## ASSIGNMENT
Drop all images. Then write out each line below exactly as given.

## RECORDED INFORMATION

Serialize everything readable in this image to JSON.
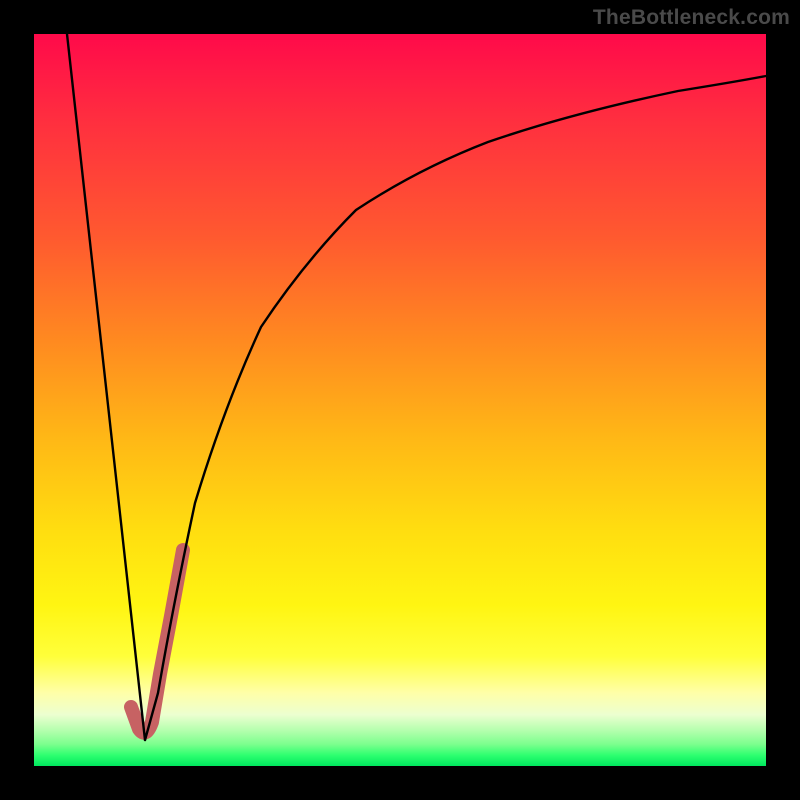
{
  "watermark": "TheBottleneck.com",
  "colors": {
    "background_frame": "#000000",
    "gradient_top": "#ff0a4a",
    "gradient_mid": "#ffde10",
    "gradient_bottom": "#00e85e",
    "curve": "#000000",
    "highlight_segment": "#c76263"
  },
  "chart_data": {
    "type": "line",
    "title": "",
    "xlabel": "",
    "ylabel": "",
    "xlim": [
      0,
      100
    ],
    "ylim": [
      0,
      100
    ],
    "grid": false,
    "series": [
      {
        "name": "left-steep-line",
        "x": [
          4.5,
          15.2
        ],
        "values": [
          100,
          3.5
        ]
      },
      {
        "name": "right-log-curve",
        "x": [
          15.2,
          17,
          19,
          22,
          26,
          31,
          37,
          44,
          52,
          62,
          74,
          88,
          100
        ],
        "values": [
          3.5,
          10,
          22,
          36,
          49,
          60,
          69,
          76,
          81.5,
          86,
          89.5,
          92.4,
          94.3
        ]
      },
      {
        "name": "highlight-valley-segment",
        "stroke": "#c76263",
        "stroke_width_px": 14,
        "x": [
          13.3,
          14.4,
          15.2,
          16.0,
          17.2,
          18.7,
          20.4
        ],
        "values": [
          8.0,
          5.0,
          3.7,
          6.0,
          12.5,
          20.5,
          29.5
        ]
      }
    ],
    "annotations": [
      {
        "text": "TheBottleneck.com",
        "position": "top-right"
      }
    ]
  }
}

## WRITTEN ANSWER
Serialize everything readable in this image to JSON.
{
  "watermark": "TheBottleneck.com",
  "colors": {
    "background_frame": "#000000",
    "gradient_top": "#ff0a4a",
    "gradient_mid": "#ffde10",
    "gradient_bottom": "#00e85e",
    "curve": "#000000",
    "highlight_segment": "#c76263"
  },
  "chart_data": {
    "type": "line",
    "title": "",
    "xlabel": "",
    "ylabel": "",
    "xlim": [
      0,
      100
    ],
    "ylim": [
      0,
      100
    ],
    "grid": false,
    "series": [
      {
        "name": "left-steep-line",
        "x": [
          4.5,
          15.2
        ],
        "values": [
          100,
          3.5
        ]
      },
      {
        "name": "right-log-curve",
        "x": [
          15.2,
          17,
          19,
          22,
          26,
          31,
          37,
          44,
          52,
          62,
          74,
          88,
          100
        ],
        "values": [
          3.5,
          10,
          22,
          36,
          49,
          60,
          69,
          76,
          81.5,
          86,
          89.5,
          92.4,
          94.3
        ]
      },
      {
        "name": "highlight-valley-segment",
        "stroke": "#c76263",
        "stroke_width_px": 14,
        "x": [
          13.3,
          14.4,
          15.2,
          16.0,
          17.2,
          18.7,
          20.4
        ],
        "values": [
          8.0,
          5.0,
          3.7,
          6.0,
          12.5,
          20.5,
          29.5
        ]
      }
    ],
    "annotations": [
      {
        "text": "TheBottleneck.com",
        "position": "top-right"
      }
    ]
  }
}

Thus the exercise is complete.